---- Records provided
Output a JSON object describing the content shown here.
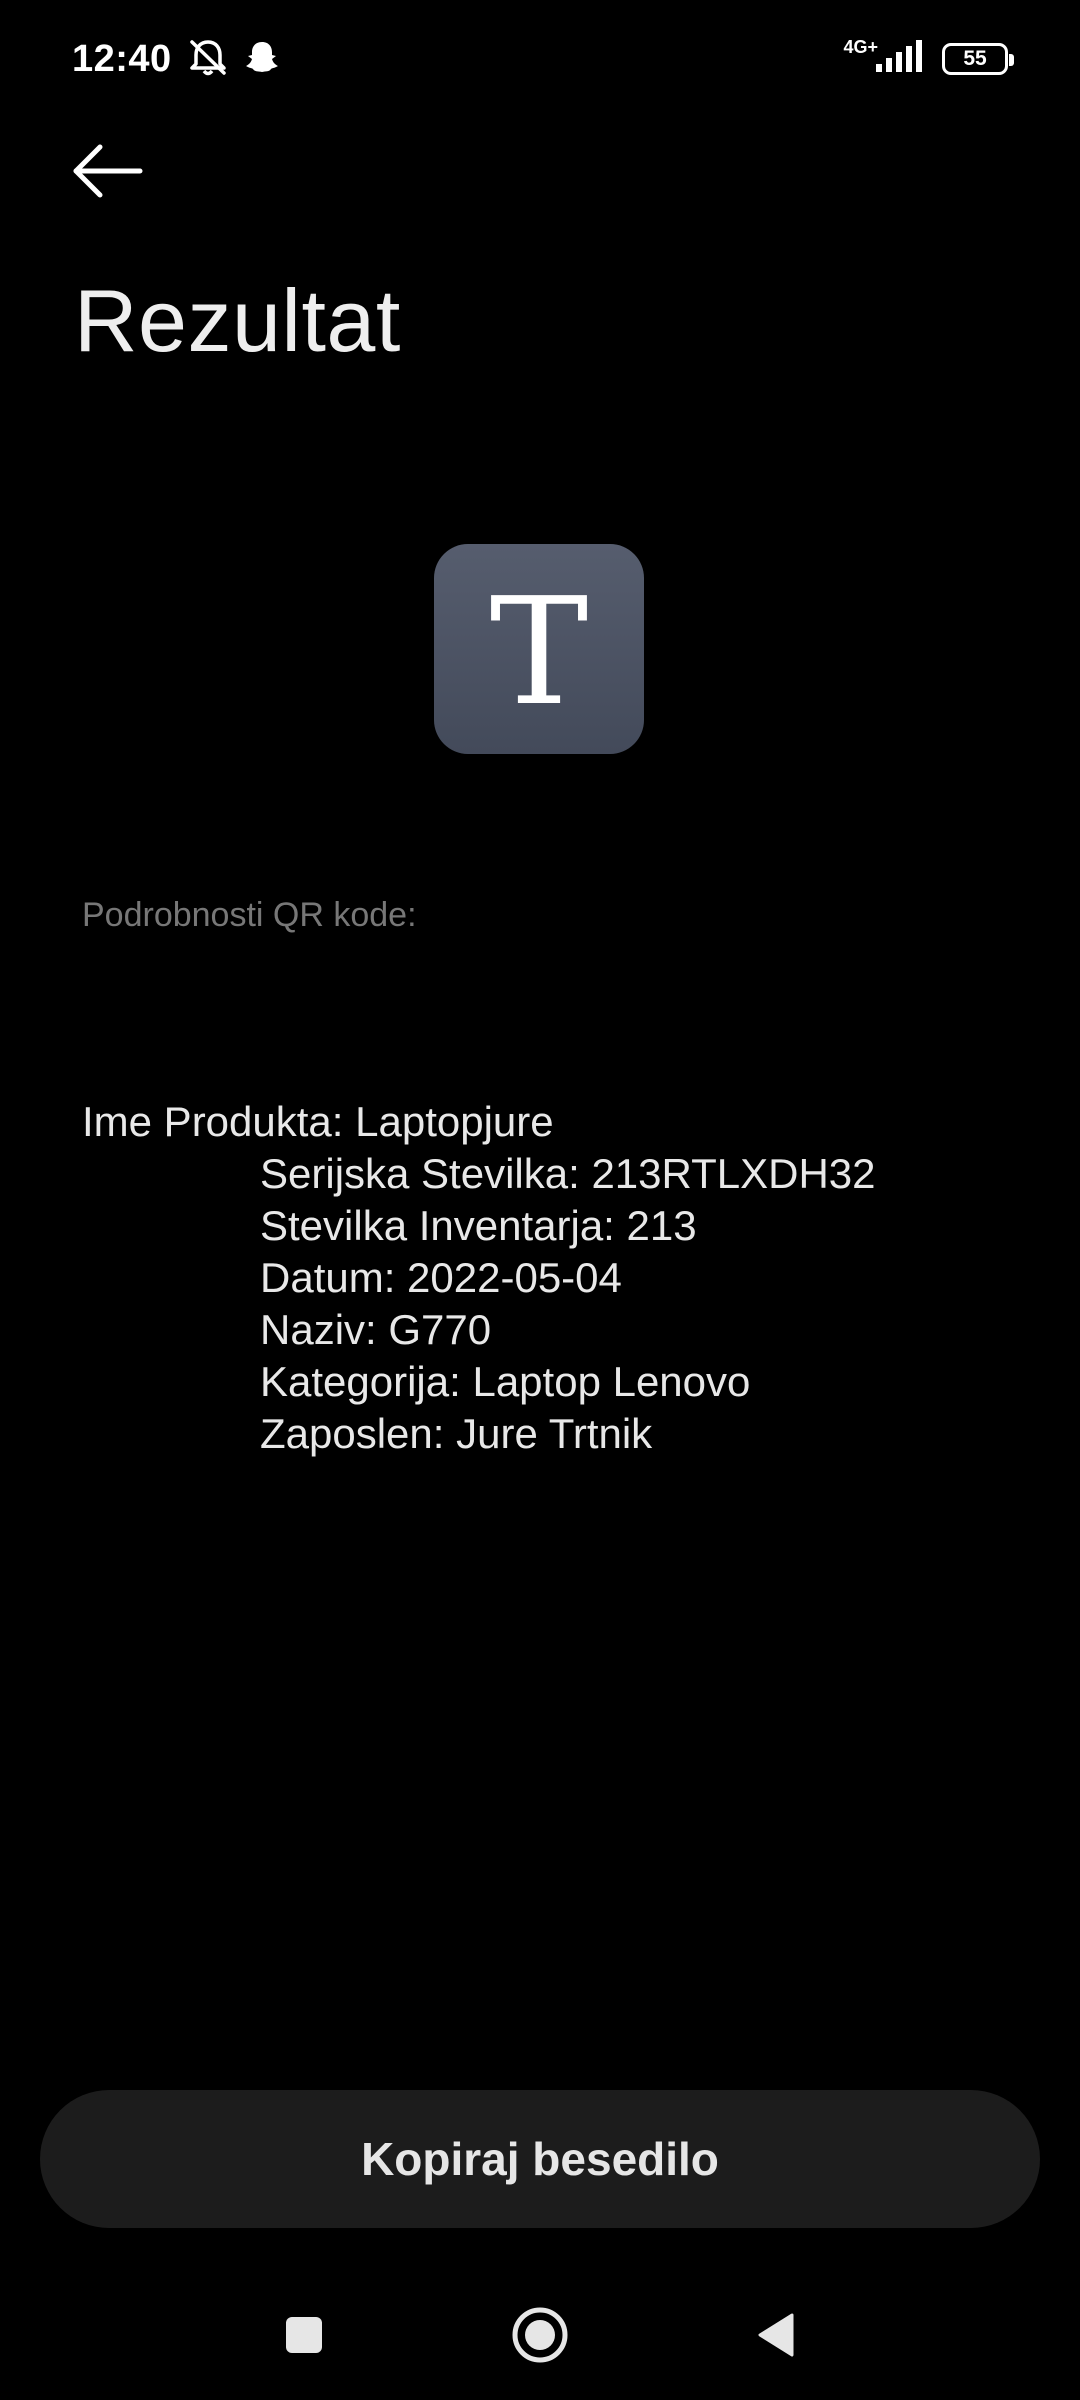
{
  "status_bar": {
    "time": "12:40",
    "network": "4G+",
    "battery": "55",
    "icons": [
      "notifications-muted-icon",
      "snapchat-ghost-icon",
      "signal-icon",
      "battery-icon"
    ]
  },
  "header": {
    "back_icon": "back-arrow-icon",
    "title": "Rezultat"
  },
  "result_icon": {
    "glyph": "T",
    "icon": "text-type-icon",
    "background": "#4d5464"
  },
  "details": {
    "label": "Podrobnosti QR kode:",
    "lines": [
      "Ime Produkta: Laptopjure",
      "Serijska Stevilka: 213RTLXDH32",
      "Stevilka Inventarja: 213",
      "Datum: 2022-05-04",
      "Naziv: G770",
      "Kategorija: Laptop Lenovo",
      "Zaposlen: Jure Trtnik"
    ]
  },
  "actions": {
    "copy_label": "Kopiraj besedilo"
  },
  "nav_bar": {
    "icons": [
      "recents-square-icon",
      "home-circle-icon",
      "back-triangle-icon"
    ]
  },
  "colors": {
    "background": "#000000",
    "button_bg": "#1c1c1c",
    "muted_text": "#777777"
  }
}
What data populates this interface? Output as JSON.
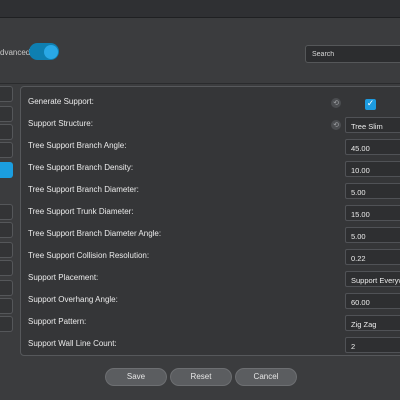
{
  "header": {
    "advanced_label": "dvanced",
    "advanced_toggle_on": true,
    "search_placeholder": "Search"
  },
  "sidebar": {
    "items": [
      {
        "active": false
      },
      {
        "active": false
      },
      {
        "active": false
      },
      {
        "active": false
      },
      {
        "active": true
      },
      {
        "active": false
      },
      {
        "active": false
      },
      {
        "active": false
      },
      {
        "active": false
      },
      {
        "active": false
      },
      {
        "active": false
      },
      {
        "active": false
      }
    ]
  },
  "settings": {
    "rows": [
      {
        "label": "Generate Support:",
        "type": "checkbox",
        "checked": true
      },
      {
        "label": "Support Structure:",
        "value": "Tree Slim"
      },
      {
        "label": "Tree Support Branch Angle:",
        "value": "45.00"
      },
      {
        "label": "Tree Support Branch Density:",
        "value": "10.00"
      },
      {
        "label": "Tree Support Branch Diameter:",
        "value": "5.00"
      },
      {
        "label": "Tree Support Trunk Diameter:",
        "value": "15.00"
      },
      {
        "label": "Tree Support Branch Diameter Angle:",
        "value": "5.00"
      },
      {
        "label": "Tree Support Collision Resolution:",
        "value": "0.22"
      },
      {
        "label": "Support Placement:",
        "value": "Support Everywhere"
      },
      {
        "label": "Support Overhang Angle:",
        "value": "60.00"
      },
      {
        "label": "Support Pattern:",
        "value": "Zig Zag"
      },
      {
        "label": "Support Wall Line Count:",
        "value": "2"
      }
    ]
  },
  "footer": {
    "save_label": "Save",
    "reset_label": "Reset",
    "cancel_label": "Cancel"
  },
  "colors": {
    "accent": "#1c9be0",
    "background": "#3b3c3e",
    "panel": "#353638"
  }
}
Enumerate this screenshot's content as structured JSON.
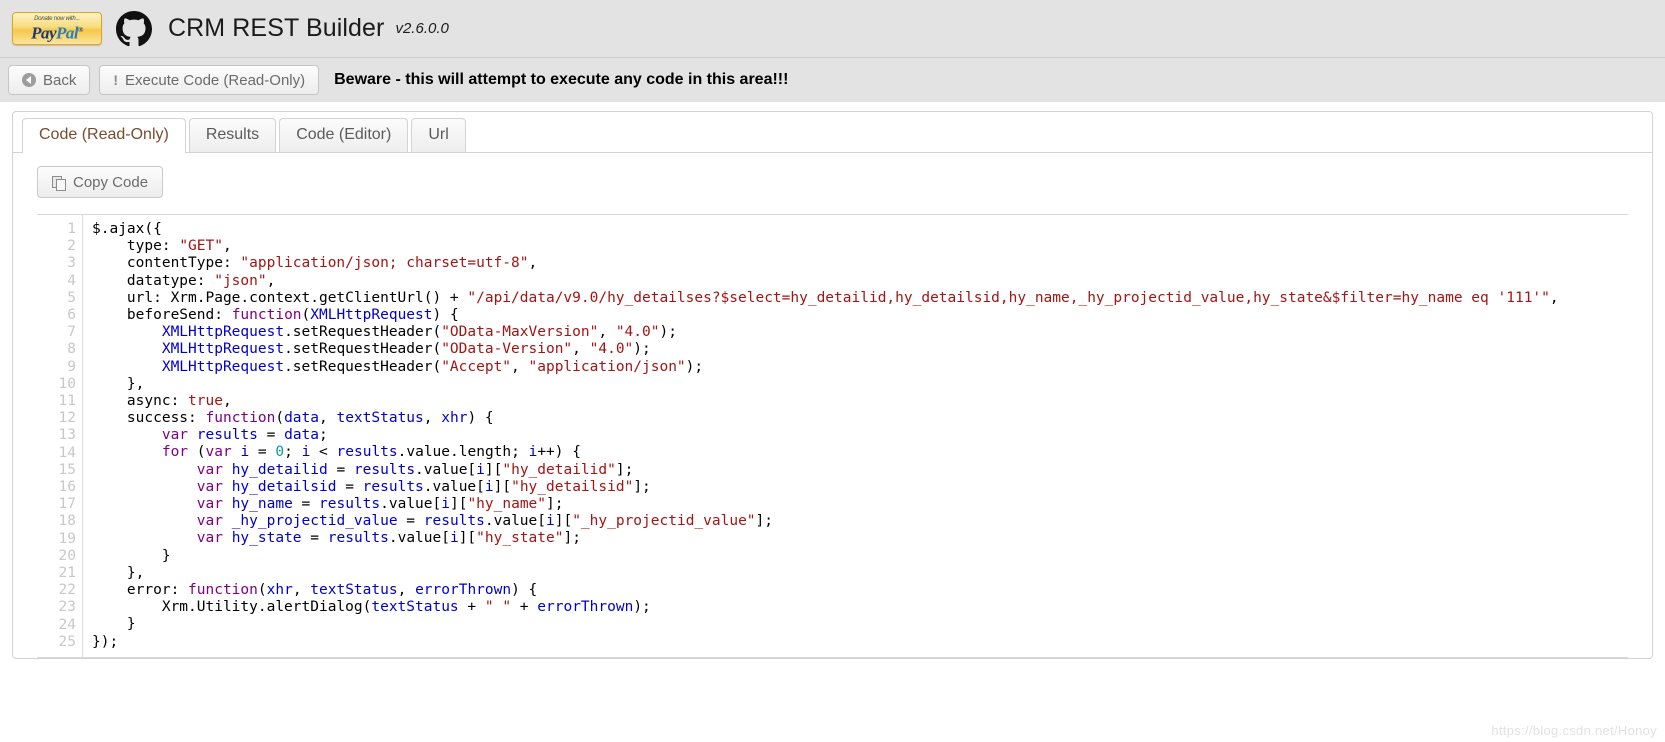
{
  "header": {
    "paypal": {
      "top_text": "Donate now with...",
      "brand_pay": "Pay",
      "brand_pal": "Pal",
      "reg": "®"
    },
    "github_icon": "github-octocat-icon",
    "title": "CRM REST Builder",
    "version": "v2.6.0.0"
  },
  "toolbar": {
    "back_label": "Back",
    "execute_label": "Execute Code (Read-Only)",
    "warning": "Beware - this will attempt to execute any code in this area!!!"
  },
  "tabs": [
    {
      "label": "Code (Read-Only)",
      "active": true
    },
    {
      "label": "Results",
      "active": false
    },
    {
      "label": "Code (Editor)",
      "active": false
    },
    {
      "label": "Url",
      "active": false
    }
  ],
  "content": {
    "copy_button_label": "Copy Code",
    "copy_icon": "copy-icon"
  },
  "code": {
    "line_numbers": [
      "1",
      "2",
      "3",
      "4",
      "5",
      "6",
      "7",
      "8",
      "9",
      "10",
      "11",
      "12",
      "13",
      "14",
      "15",
      "16",
      "17",
      "18",
      "19",
      "20",
      "21",
      "22",
      "23",
      "24",
      "25"
    ],
    "lines": [
      "$.ajax({",
      "    type: \"GET\",",
      "    contentType: \"application/json; charset=utf-8\",",
      "    datatype: \"json\",",
      "    url: Xrm.Page.context.getClientUrl() + \"/api/data/v9.0/hy_detailses?$select=hy_detailid,hy_detailsid,hy_name,_hy_projectid_value,hy_state&$filter=hy_name eq '111'\",",
      "    beforeSend: function(XMLHttpRequest) {",
      "        XMLHttpRequest.setRequestHeader(\"OData-MaxVersion\", \"4.0\");",
      "        XMLHttpRequest.setRequestHeader(\"OData-Version\", \"4.0\");",
      "        XMLHttpRequest.setRequestHeader(\"Accept\", \"application/json\");",
      "    },",
      "    async: true,",
      "    success: function(data, textStatus, xhr) {",
      "        var results = data;",
      "        for (var i = 0; i < results.value.length; i++) {",
      "            var hy_detailid = results.value[i][\"hy_detailid\"];",
      "            var hy_detailsid = results.value[i][\"hy_detailsid\"];",
      "            var hy_name = results.value[i][\"hy_name\"];",
      "            var _hy_projectid_value = results.value[i][\"_hy_projectid_value\"];",
      "            var hy_state = results.value[i][\"hy_state\"];",
      "        }",
      "    },",
      "    error: function(xhr, textStatus, errorThrown) {",
      "        Xrm.Utility.alertDialog(textStatus + \" \" + errorThrown);",
      "    }",
      "});"
    ]
  },
  "watermark": "https://blog.csdn.net/Honoy",
  "colors": {
    "header_bg": "#e3e3e3",
    "active_tab_text": "#7a4b2e",
    "string": "#a31515",
    "keyword": "#7f0055",
    "identifier": "#0000cc"
  }
}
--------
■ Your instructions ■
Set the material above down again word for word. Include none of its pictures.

■ Reply ■
Output a JSON object describing the content shown here.
{
  "status_bar": {
    "time": "12:40",
    "network": "4G+",
    "battery": "55",
    "icons": [
      "notifications-muted-icon",
      "snapchat-ghost-icon",
      "signal-icon",
      "battery-icon"
    ]
  },
  "header": {
    "back_icon": "back-arrow-icon",
    "title": "Rezultat"
  },
  "result_icon": {
    "glyph": "T",
    "icon": "text-type-icon",
    "background": "#4d5464"
  },
  "details": {
    "label": "Podrobnosti QR kode:",
    "lines": [
      "Ime Produkta: Laptopjure",
      "Serijska Stevilka: 213RTLXDH32",
      "Stevilka Inventarja: 213",
      "Datum: 2022-05-04",
      "Naziv: G770",
      "Kategorija: Laptop Lenovo",
      "Zaposlen: Jure Trtnik"
    ]
  },
  "actions": {
    "copy_label": "Kopiraj besedilo"
  },
  "nav_bar": {
    "icons": [
      "recents-square-icon",
      "home-circle-icon",
      "back-triangle-icon"
    ]
  },
  "colors": {
    "background": "#000000",
    "button_bg": "#1c1c1c",
    "muted_text": "#777777"
  }
}
What data populates this interface? Output as JSON.
{
  "header": {
    "advanced_label": "dvanced",
    "advanced_toggle_on": true,
    "search_placeholder": "Search"
  },
  "sidebar": {
    "items": [
      {
        "active": false
      },
      {
        "active": false
      },
      {
        "active": false
      },
      {
        "active": false
      },
      {
        "active": true
      },
      {
        "active": false
      },
      {
        "active": false
      },
      {
        "active": false
      },
      {
        "active": false
      },
      {
        "active": false
      },
      {
        "active": false
      },
      {
        "active": false
      }
    ]
  },
  "settings": {
    "rows": [
      {
        "label": "Generate Support:",
        "type": "checkbox",
        "checked": true
      },
      {
        "label": "Support Structure:",
        "value": "Tree Slim"
      },
      {
        "label": "Tree Support Branch Angle:",
        "value": "45.00"
      },
      {
        "label": "Tree Support Branch Density:",
        "value": "10.00"
      },
      {
        "label": "Tree Support Branch Diameter:",
        "value": "5.00"
      },
      {
        "label": "Tree Support Trunk Diameter:",
        "value": "15.00"
      },
      {
        "label": "Tree Support Branch Diameter Angle:",
        "value": "5.00"
      },
      {
        "label": "Tree Support Collision Resolution:",
        "value": "0.22"
      },
      {
        "label": "Support Placement:",
        "value": "Support Everywhere"
      },
      {
        "label": "Support Overhang Angle:",
        "value": "60.00"
      },
      {
        "label": "Support Pattern:",
        "value": "Zig Zag"
      },
      {
        "label": "Support Wall Line Count:",
        "value": "2"
      }
    ]
  },
  "footer": {
    "save_label": "Save",
    "reset_label": "Reset",
    "cancel_label": "Cancel"
  },
  "colors": {
    "accent": "#1c9be0",
    "background": "#3b3c3e",
    "panel": "#353638"
  }
}
Enumerate this screenshot's content as structured JSON.
{
  "header": {
    "paypal": {
      "top_text": "Donate now with...",
      "brand_pay": "Pay",
      "brand_pal": "Pal",
      "reg": "®"
    },
    "github_icon": "github-octocat-icon",
    "title": "CRM REST Builder",
    "version": "v2.6.0.0"
  },
  "toolbar": {
    "back_label": "Back",
    "execute_label": "Execute Code (Read-Only)",
    "warning": "Beware - this will attempt to execute any code in this area!!!"
  },
  "tabs": [
    {
      "label": "Code (Read-Only)",
      "active": true
    },
    {
      "label": "Results",
      "active": false
    },
    {
      "label": "Code (Editor)",
      "active": false
    },
    {
      "label": "Url",
      "active": false
    }
  ],
  "content": {
    "copy_button_label": "Copy Code",
    "copy_icon": "copy-icon"
  },
  "code": {
    "line_numbers": [
      "1",
      "2",
      "3",
      "4",
      "5",
      "6",
      "7",
      "8",
      "9",
      "10",
      "11",
      "12",
      "13",
      "14",
      "15",
      "16",
      "17",
      "18",
      "19",
      "20",
      "21",
      "22",
      "23",
      "24",
      "25"
    ],
    "lines": [
      "$.ajax({",
      "    type: \"GET\",",
      "    contentType: \"application/json; charset=utf-8\",",
      "    datatype: \"json\",",
      "    url: Xrm.Page.context.getClientUrl() + \"/api/data/v9.0/hy_detailses?$select=hy_detailid,hy_detailsid,hy_name,_hy_projectid_value,hy_state&$filter=hy_name eq '111'\",",
      "    beforeSend: function(XMLHttpRequest) {",
      "        XMLHttpRequest.setRequestHeader(\"OData-MaxVersion\", \"4.0\");",
      "        XMLHttpRequest.setRequestHeader(\"OData-Version\", \"4.0\");",
      "        XMLHttpRequest.setRequestHeader(\"Accept\", \"application/json\");",
      "    },",
      "    async: true,",
      "    success: function(data, textStatus, xhr) {",
      "        var results = data;",
      "        for (var i = 0; i < results.value.length; i++) {",
      "            var hy_detailid = results.value[i][\"hy_detailid\"];",
      "            var hy_detailsid = results.value[i][\"hy_detailsid\"];",
      "            var hy_name = results.value[i][\"hy_name\"];",
      "            var _hy_projectid_value = results.value[i][\"_hy_projectid_value\"];",
      "            var hy_state = results.value[i][\"hy_state\"];",
      "        }",
      "    },",
      "    error: function(xhr, textStatus, errorThrown) {",
      "        Xrm.Utility.alertDialog(textStatus + \" \" + errorThrown);",
      "    }",
      "});"
    ]
  },
  "watermark": "https://blog.csdn.net/Honoy",
  "colors": {
    "header_bg": "#e3e3e3",
    "active_tab_text": "#7a4b2e",
    "string": "#a31515",
    "keyword": "#7f0055",
    "identifier": "#0000cc"
  }
}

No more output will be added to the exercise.